The Locomotive Publishing Company was established in 1900, and was probably the first organisation to make railway photographs commercially available. The LPC had sprung from the 'F Moore' trading company founded by two railway enthusiasts apprenticed to the Great Eastern Railway, A and A R Morton Bell. In 1896, joined by a third brother, W J Bell, they had commenced publication of the first popular railway periodical, Moore's Monthly Magazine, which soon changed its name to the 'Locomotive'. It drew on an archive of railway images the brothers had acquired from the steadily growing band of railway photographers, and the LPC successfully marketed these 'F Moore' photographs to a new phenomenon, groups of railway collectors and enthusiasts. The business expanded during the first decades of the twentieth century, with increasing numbers of photographers supplying negatives to the LPC or placing them on loan for copying.

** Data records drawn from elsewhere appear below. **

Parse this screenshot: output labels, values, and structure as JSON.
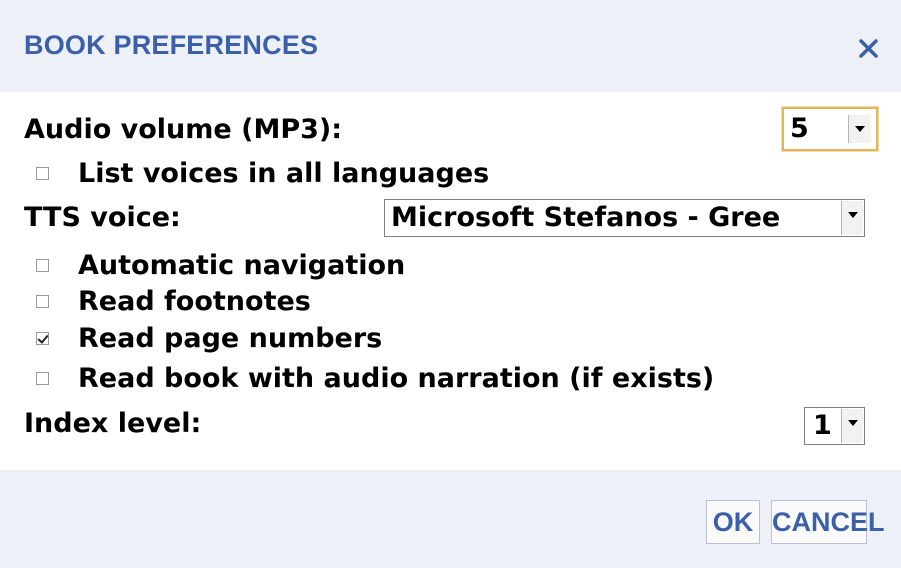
{
  "dialog": {
    "title": "BOOK PREFERENCES",
    "close_icon": "close-icon"
  },
  "form": {
    "audio_volume": {
      "label": "Audio volume (MP3):",
      "value": "5"
    },
    "list_voices": {
      "label": "List voices in all languages",
      "checked": false
    },
    "tts_voice": {
      "label": "TTS voice:",
      "value": "Microsoft Stefanos - Gree"
    },
    "automatic_navigation": {
      "label": "Automatic navigation",
      "checked": false
    },
    "read_footnotes": {
      "label": "Read footnotes",
      "checked": false
    },
    "read_page_numbers": {
      "label": "Read page numbers",
      "checked": true
    },
    "read_audio_narration": {
      "label": "Read book with audio narration (if exists)",
      "checked": false
    },
    "index_level": {
      "label": "Index level:",
      "value": "1"
    }
  },
  "buttons": {
    "ok": "OK",
    "cancel": "CANCEL"
  },
  "colors": {
    "title": "#3b5fa8",
    "header_bg": "#eef0f7",
    "focus_ring": "#e2b45c"
  }
}
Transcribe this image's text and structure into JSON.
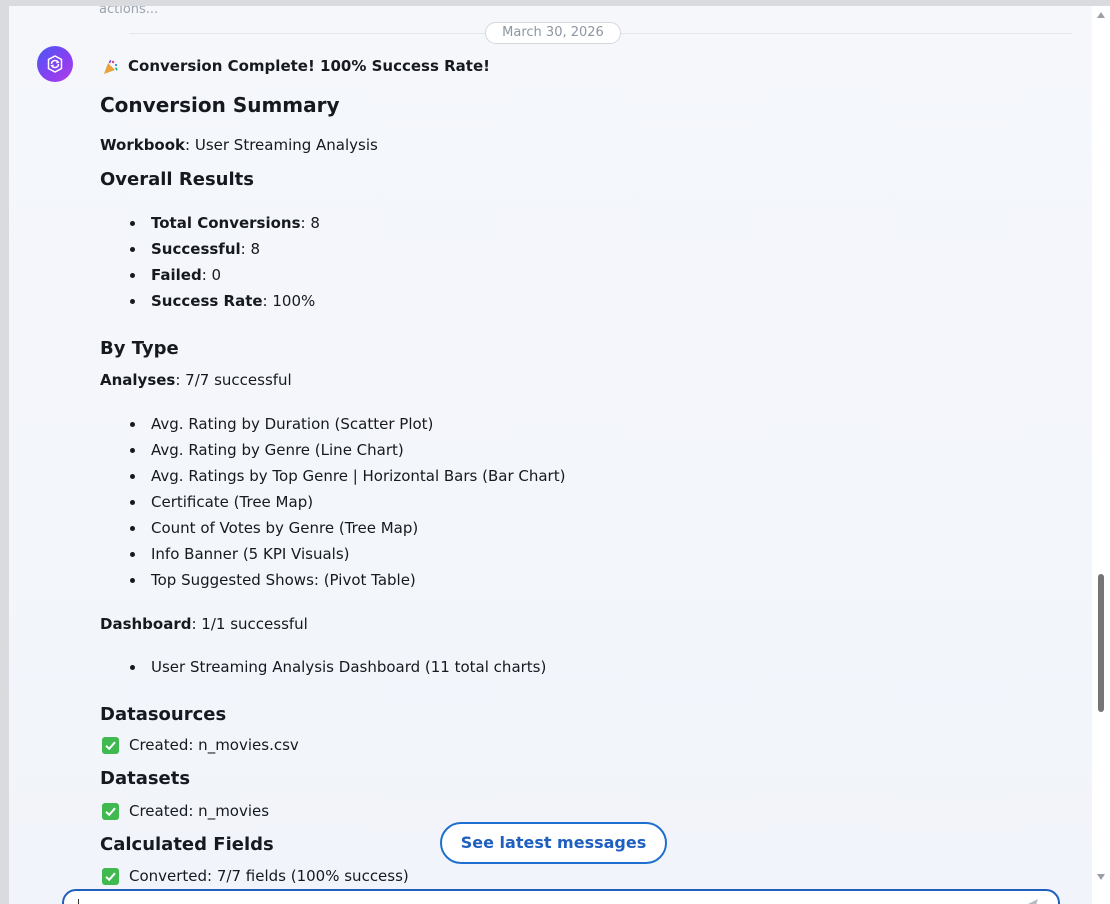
{
  "date_separator": "March 30, 2026",
  "previous_message_fragment": "actions...",
  "message": {
    "headline": "Conversion Complete! 100% Success Rate!",
    "summary_title": "Conversion Summary",
    "workbook": {
      "label": "Workbook",
      "value": ": User Streaming Analysis"
    },
    "overall_results": {
      "title": "Overall Results",
      "items": [
        {
          "label": "Total Conversions",
          "value": ": 8"
        },
        {
          "label": "Successful",
          "value": ": 8"
        },
        {
          "label": "Failed",
          "value": ": 0"
        },
        {
          "label": "Success Rate",
          "value": ": 100%"
        }
      ]
    },
    "by_type": {
      "title": "By Type",
      "analyses": {
        "label": "Analyses",
        "value": ": 7/7 successful",
        "items": [
          "Avg. Rating by Duration (Scatter Plot)",
          "Avg. Rating by Genre (Line Chart)",
          "Avg. Ratings by Top Genre | Horizontal Bars (Bar Chart)",
          "Certificate (Tree Map)",
          "Count of Votes by Genre (Tree Map)",
          "Info Banner (5 KPI Visuals)",
          "Top Suggested Shows: (Pivot Table)"
        ]
      },
      "dashboard": {
        "label": "Dashboard",
        "value": ": 1/1 successful",
        "items": [
          "User Streaming Analysis Dashboard (11 total charts)"
        ]
      }
    },
    "datasources": {
      "title": "Datasources",
      "line": "Created: n_movies.csv"
    },
    "datasets": {
      "title": "Datasets",
      "line": "Created: n_movies"
    },
    "calculated_fields": {
      "title": "Calculated Fields",
      "line": "Converted: 7/7 fields (100% success)"
    }
  },
  "see_latest_button": "See latest messages",
  "scrollbar_position": 0.78,
  "colors": {
    "accent": "#1f5fbf",
    "check": "#3fb950",
    "avatar_from": "#4a59f6",
    "avatar_to": "#b23fe6"
  }
}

The LPC also used some official photographs and commissioned work, including images taken by W J Bell.
LPC initially issued its photographs as 10 x 8 and 8½ x 6½ ins prints or as 'cartes de visites' but in the early years of the twentieth century the company became involved in the new postcard-collecting hobby and sold large quantities of these cards. They included 'painted photographs' and copies of paintings by John Rudd, who signed himself 'F Moore', and both printed and genuine versions of photographs.
Having survived bombing during the Second World War at its home in Amen Corner, London and a subsequent move to Horseferry Road, the company was sold in 1951 to the publisher Ian Allan. In 1992 the archive, together with its associated rights, was acquired by the National Railway Museum, with the assistance of the National Heritage Memorial Fund.